Fauci Says Prevalence of New Mu Variant 'Extremely Low' in U.S.

New variants of the coronavirus are continuing to pop up, but the nation's top infectious disease expert says the number of circulating cases made up of these strains remains "extremely low," especially in comparison to the tremendous dominance of the Delta variant.

"The prevalence of the Mu and the C.1.2 variant is extremely low in the United States—0.5 percent for Mu and nothing for the C.1.2—because the Delta variant continues to dominate," Dr. Anthony Fauci, the director of the National Institute of Allergy and Infectious Diseases, said at a Friday news briefing.

The Mu variant, which has now been detected in every state but Nebraska, has recently caught the attention of many researchers and doctors.

Last month, the World Health Organization (WHO) labeled Mu as a "variant of interest" after preliminary data indicated it could be more easily transmitted and more resistant to vaccines than the original strain of the virus.

The Mu variant was first identified in Colombia in January. It has since become the dominant strain of the virus in several countries in South America.

Anthony Fauci Mu Variant Extremely Low COVID
Dr. Anthony Fauci, Director of the National Institute of Allergy and Infectious Diseases, called the prevalence of the Mu variant and the C.1.2. variant of the coronavirus "extremely low" in the U.S. Above, Fauci arrives to testify before the Senate Health, Education, Labor, and Pensions Committee on July 20, 2021, in Washington, D.C. Stefani Reynolds/Getty

Dr. Nick Gilpin, Medical Director of Infection Prevention for Beaumont Health, previously told Newsweek that the new variant "has certainly kind of gotten our attention," but noted that for many doctors, mutations of COVID-19 were expected.

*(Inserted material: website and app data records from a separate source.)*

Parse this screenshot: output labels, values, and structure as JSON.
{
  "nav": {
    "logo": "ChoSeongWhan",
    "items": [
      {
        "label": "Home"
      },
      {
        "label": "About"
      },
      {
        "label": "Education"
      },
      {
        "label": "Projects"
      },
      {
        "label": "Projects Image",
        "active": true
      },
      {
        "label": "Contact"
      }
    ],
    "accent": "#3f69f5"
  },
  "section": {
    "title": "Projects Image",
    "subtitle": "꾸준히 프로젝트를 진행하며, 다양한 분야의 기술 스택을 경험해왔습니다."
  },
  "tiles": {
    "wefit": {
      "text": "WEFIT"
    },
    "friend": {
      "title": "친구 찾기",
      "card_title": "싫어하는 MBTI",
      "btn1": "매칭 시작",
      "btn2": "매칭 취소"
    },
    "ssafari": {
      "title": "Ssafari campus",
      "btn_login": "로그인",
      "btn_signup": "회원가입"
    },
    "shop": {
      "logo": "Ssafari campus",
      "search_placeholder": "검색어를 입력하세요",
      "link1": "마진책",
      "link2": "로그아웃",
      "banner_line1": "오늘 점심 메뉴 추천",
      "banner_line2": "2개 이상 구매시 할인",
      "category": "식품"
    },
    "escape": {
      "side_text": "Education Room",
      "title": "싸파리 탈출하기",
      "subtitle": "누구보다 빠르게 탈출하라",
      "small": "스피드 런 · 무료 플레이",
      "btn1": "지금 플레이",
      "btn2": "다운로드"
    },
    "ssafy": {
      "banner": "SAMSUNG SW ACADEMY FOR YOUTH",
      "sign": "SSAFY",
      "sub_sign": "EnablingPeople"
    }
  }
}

The C.1.2 variant, which has yet to be given a Greek letter determination, has also drawn attention since being identified in South Africa in May. It has not been labeled as a variant of interest or variant of concern by WHO yet.

Mutations to the original strain of the coronavirus have put experts on high alert due to the rapid spread some variants, like Delta, have had.

In June, the Delta variant represented 13 percent of cases in the U.S. Currently, it makes up nearly 99 percent of all cases in the country.

On Friday, federal officials said the C.12 variant has not yet been identified in the U.S., while data from the Centers for Disease Control and Prevention (CDC) shows that the Mu variant only accounts for 0.1 percent of circulating cases at this time.

Fauci said the variants were first brought to his attention because they "had a number of mutations that were of interest," but he reiterated that looking at the effect the COVID-19 vaccines had on the variants, "it is not a matter of alarm."

"As always, we will continue to closely monitor these and other emerging variants, but the most important thing we can do to protect against any variant, be it Delta, Mu or C.1.2 is to get vaccinated," Fauci said during the White House's weekly COVID-19 briefing.

Even though new variants have led to an increased number of breakthrough infections, experts have continued to urge unvaccinated people to get their shots.

While the Delta variant has infected vaccinated individuals, the vaccines have been shown to prevent severe illness and hospitalizations.

"We're getting a vaccine that protects us beautifully from the original strain—maybe not as well from some of these variants, but does that meant the vaccines are no good? Absolutely not," Stanford's Dr. Bali Pulendran previously told Newsweek.